━━ PROVIDED DATA

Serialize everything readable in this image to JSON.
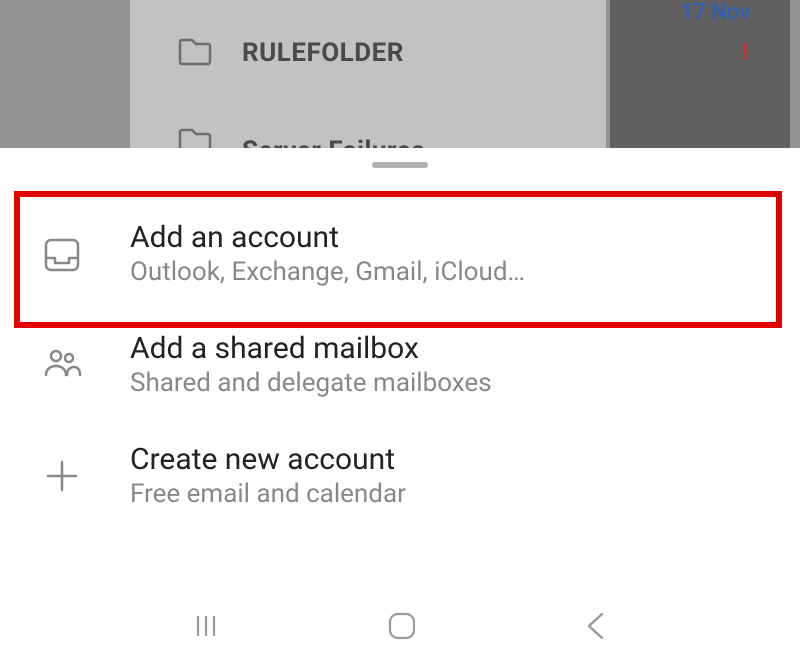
{
  "background": {
    "folder1": "RULEFOLDER",
    "folder2": "Server Failures",
    "date": "17 Nov"
  },
  "sheet": {
    "options": [
      {
        "title": "Add an account",
        "subtitle": "Outlook, Exchange, Gmail, iCloud…"
      },
      {
        "title": "Add a shared mailbox",
        "subtitle": "Shared and delegate mailboxes"
      },
      {
        "title": "Create new account",
        "subtitle": "Free email and calendar"
      }
    ]
  }
}
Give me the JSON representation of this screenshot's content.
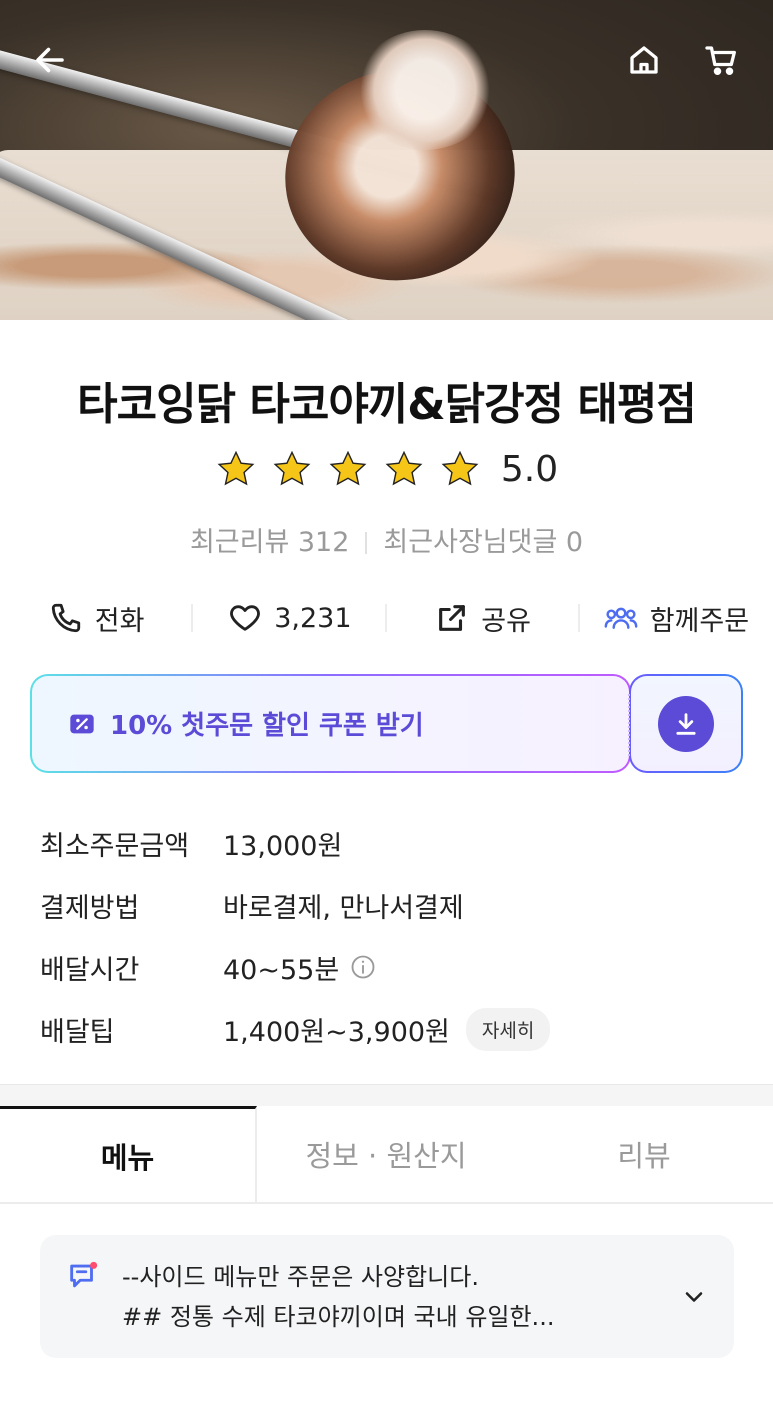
{
  "hero": {
    "image_alt": "takoyaki-with-bonito-flakes",
    "icons": [
      "back-arrow-icon",
      "home-icon",
      "cart-icon"
    ]
  },
  "store": {
    "name": "타코잉닭 타코야끼&닭강정 태평점",
    "rating": "5.0",
    "stars": 5,
    "recent_reviews": "최근리뷰 312",
    "owner_replies": "최근사장님댓글 0"
  },
  "actions": {
    "phone_label": "전화",
    "likes": "3,231",
    "share_label": "공유",
    "group_order_label": "함께주문"
  },
  "coupon": {
    "text": "10% 첫주문 할인 쿠폰 받기"
  },
  "info": [
    {
      "label": "최소주문금액",
      "value": "13,000원"
    },
    {
      "label": "결제방법",
      "value": "바로결제, 만나서결제"
    },
    {
      "label": "배달시간",
      "value": "40~55분"
    },
    {
      "label": "배달팁",
      "value": "1,400원~3,900원",
      "badge": "자세히"
    }
  ],
  "tabs": [
    {
      "label": "메뉴",
      "active": true
    },
    {
      "label": "정보 · 원산지",
      "active": false
    },
    {
      "label": "리뷰",
      "active": false
    }
  ],
  "notice": {
    "line1": "--사이드 메뉴만 주문은 사양합니다.",
    "line2": "## 정통 수제 타코야끼이며 국내 유일한..."
  },
  "colors": {
    "accent": "#5b4bd6",
    "star": "#f5c518",
    "group_icon": "#4f6df0"
  }
}
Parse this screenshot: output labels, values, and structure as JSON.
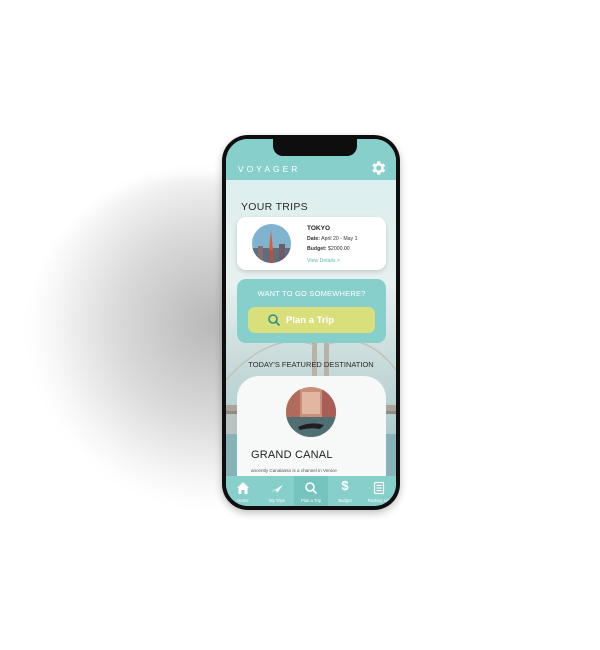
{
  "app": {
    "logo": "VOYAGER"
  },
  "trips": {
    "section_title": "YOUR TRIPS",
    "card": {
      "city": "TOKYO",
      "date_label": "Date:",
      "date_value": "April 20 - May 1",
      "budget_label": "Budget:",
      "budget_value": "$2000.00",
      "link": "View Details >"
    }
  },
  "plan": {
    "question": "WANT TO GO SOMEWHERE?",
    "button_label": "Plan a Trip"
  },
  "featured": {
    "section_title": "TODAY'S FEATURED DESTINATION",
    "name": "GRAND CANAL",
    "description": "ancently Canalasso is a channel in Venice"
  },
  "tabs": [
    {
      "label": "Home",
      "icon": "home-icon"
    },
    {
      "label": "My Trips",
      "icon": "plane-icon"
    },
    {
      "label": "Plan a Trip",
      "icon": "search-icon"
    },
    {
      "label": "Budget",
      "icon": "dollar-icon"
    },
    {
      "label": "Packing List",
      "icon": "list-icon"
    }
  ],
  "colors": {
    "primary": "#86cfcb",
    "accent": "#d8df7b",
    "link": "#5fb9b2"
  }
}
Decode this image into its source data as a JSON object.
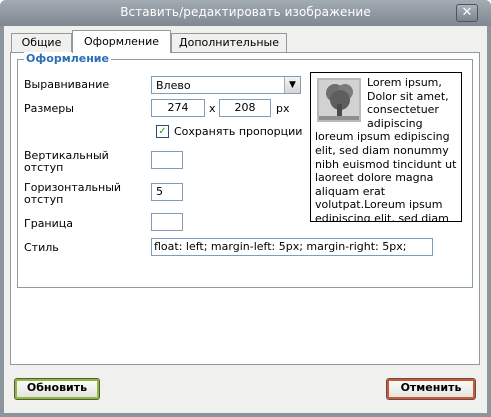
{
  "window": {
    "title": "Вставить/редактировать изображение",
    "close_symbol": "✕"
  },
  "tabs": [
    {
      "label": "Общие",
      "active": false
    },
    {
      "label": "Оформление",
      "active": true
    },
    {
      "label": "Дополнительные",
      "active": false
    }
  ],
  "appearance": {
    "legend": "Оформление",
    "alignment": {
      "label": "Выравнивание",
      "value": "Влево"
    },
    "dimensions": {
      "label": "Размеры",
      "width": "274",
      "separator": "x",
      "height": "208",
      "unit": "px"
    },
    "constrain": {
      "label": "Сохранять пропорции",
      "checked": true
    },
    "vspace": {
      "label_line1": "Вертикальный",
      "label_line2": "отступ",
      "value": ""
    },
    "hspace": {
      "label_line1": "Горизонтальный",
      "label_line2": "отступ",
      "value": "5"
    },
    "border": {
      "label": "Граница",
      "value": ""
    },
    "style": {
      "label": "Стиль",
      "value": "float: left; margin-left: 5px; margin-right: 5px;"
    },
    "preview_text": "Lorem ipsum, Dolor sit amet, consectetuer adipiscing loreum ipsum edipiscing elit, sed diam nonummy nibh euismod tincidunt ut laoreet dolore magna aliquam erat volutpat.Loreum ipsum edipiscing elit, sed diam nonummy nibh euismod"
  },
  "buttons": {
    "update": "Обновить",
    "cancel": "Отменить"
  }
}
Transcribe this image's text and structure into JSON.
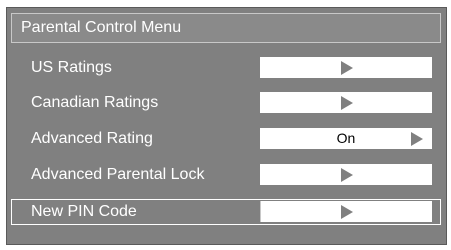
{
  "menu": {
    "title": "Parental Control Menu",
    "items": [
      {
        "label": "US Ratings",
        "value": ""
      },
      {
        "label": "Canadian Ratings",
        "value": ""
      },
      {
        "label": "Advanced Rating",
        "value": "On"
      },
      {
        "label": "Advanced Parental Lock",
        "value": ""
      },
      {
        "label": "New PIN Code",
        "value": ""
      }
    ],
    "selected_item": "New PIN Code",
    "arrow_icon": "right-arrow-icon"
  }
}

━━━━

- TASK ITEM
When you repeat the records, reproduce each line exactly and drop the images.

- ANSWER SPACE
Serialize everything readable in this image to JSON.
{
  "background": {
    "folder1": "RULEFOLDER",
    "folder2": "Server Failures",
    "date": "17 Nov"
  },
  "sheet": {
    "options": [
      {
        "title": "Add an account",
        "subtitle": "Outlook, Exchange, Gmail, iCloud…"
      },
      {
        "title": "Add a shared mailbox",
        "subtitle": "Shared and delegate mailboxes"
      },
      {
        "title": "Create new account",
        "subtitle": "Free email and calendar"
      }
    ]
  }
}
Give me the JSON representation of this screenshot's content.
{
  "hero": {
    "image_alt": "takoyaki-with-bonito-flakes",
    "icons": [
      "back-arrow-icon",
      "home-icon",
      "cart-icon"
    ]
  },
  "store": {
    "name": "타코잉닭 타코야끼&닭강정 태평점",
    "rating": "5.0",
    "stars": 5,
    "recent_reviews": "최근리뷰 312",
    "owner_replies": "최근사장님댓글 0"
  },
  "actions": {
    "phone_label": "전화",
    "likes": "3,231",
    "share_label": "공유",
    "group_order_label": "함께주문"
  },
  "coupon": {
    "text": "10% 첫주문 할인 쿠폰 받기"
  },
  "info": [
    {
      "label": "최소주문금액",
      "value": "13,000원"
    },
    {
      "label": "결제방법",
      "value": "바로결제, 만나서결제"
    },
    {
      "label": "배달시간",
      "value": "40~55분"
    },
    {
      "label": "배달팁",
      "value": "1,400원~3,900원",
      "badge": "자세히"
    }
  ],
  "tabs": [
    {
      "label": "메뉴",
      "active": true
    },
    {
      "label": "정보 · 원산지",
      "active": false
    },
    {
      "label": "리뷰",
      "active": false
    }
  ],
  "notice": {
    "line1": "--사이드 메뉴만 주문은 사양합니다.",
    "line2": "## 정통 수제 타코야끼이며 국내 유일한..."
  },
  "colors": {
    "accent": "#5b4bd6",
    "star": "#f5c518",
    "group_icon": "#4f6df0"
  }
}
Parse this screenshot: output labels, values, and structure as JSON.
{
  "app": {
    "logo": "VOYAGER"
  },
  "trips": {
    "section_title": "YOUR TRIPS",
    "card": {
      "city": "TOKYO",
      "date_label": "Date:",
      "date_value": "April 20 - May 1",
      "budget_label": "Budget:",
      "budget_value": "$2000.00",
      "link": "View Details >"
    }
  },
  "plan": {
    "question": "WANT TO GO SOMEWHERE?",
    "button_label": "Plan a Trip"
  },
  "featured": {
    "section_title": "TODAY'S FEATURED DESTINATION",
    "name": "GRAND CANAL",
    "description": "ancently Canalasso is a channel in Venice"
  },
  "tabs": [
    {
      "label": "Home",
      "icon": "home-icon"
    },
    {
      "label": "My Trips",
      "icon": "plane-icon"
    },
    {
      "label": "Plan a Trip",
      "icon": "search-icon"
    },
    {
      "label": "Budget",
      "icon": "dollar-icon"
    },
    {
      "label": "Packing List",
      "icon": "list-icon"
    }
  ],
  "colors": {
    "primary": "#86cfcb",
    "accent": "#d8df7b",
    "link": "#5fb9b2"
  }
}
Decode this image into its source data as a JSON object.
{
  "window": {
    "title": "Вставить/редактировать изображение",
    "close_symbol": "✕"
  },
  "tabs": [
    {
      "label": "Общие",
      "active": false
    },
    {
      "label": "Оформление",
      "active": true
    },
    {
      "label": "Дополнительные",
      "active": false
    }
  ],
  "appearance": {
    "legend": "Оформление",
    "alignment": {
      "label": "Выравнивание",
      "value": "Влево"
    },
    "dimensions": {
      "label": "Размеры",
      "width": "274",
      "separator": "x",
      "height": "208",
      "unit": "px"
    },
    "constrain": {
      "label": "Сохранять пропорции",
      "checked": true
    },
    "vspace": {
      "label_line1": "Вертикальный",
      "label_line2": "отступ",
      "value": ""
    },
    "hspace": {
      "label_line1": "Горизонтальный",
      "label_line2": "отступ",
      "value": "5"
    },
    "border": {
      "label": "Граница",
      "value": ""
    },
    "style": {
      "label": "Стиль",
      "value": "float: left; margin-left: 5px; margin-right: 5px;"
    },
    "preview_text": "Lorem ipsum, Dolor sit amet, consectetuer adipiscing loreum ipsum edipiscing elit, sed diam nonummy nibh euismod tincidunt ut laoreet dolore magna aliquam erat volutpat.Loreum ipsum edipiscing elit, sed diam nonummy nibh euismod"
  },
  "buttons": {
    "update": "Обновить",
    "cancel": "Отменить"
  }
}
Transcribe this image's text and structure into JSON.
{
  "menu": {
    "title": "Parental Control Menu",
    "items": [
      {
        "label": "US Ratings",
        "value": ""
      },
      {
        "label": "Canadian Ratings",
        "value": ""
      },
      {
        "label": "Advanced Rating",
        "value": "On"
      },
      {
        "label": "Advanced Parental Lock",
        "value": ""
      },
      {
        "label": "New PIN Code",
        "value": ""
      }
    ],
    "selected_item": "New PIN Code",
    "arrow_icon": "right-arrow-icon"
  }
}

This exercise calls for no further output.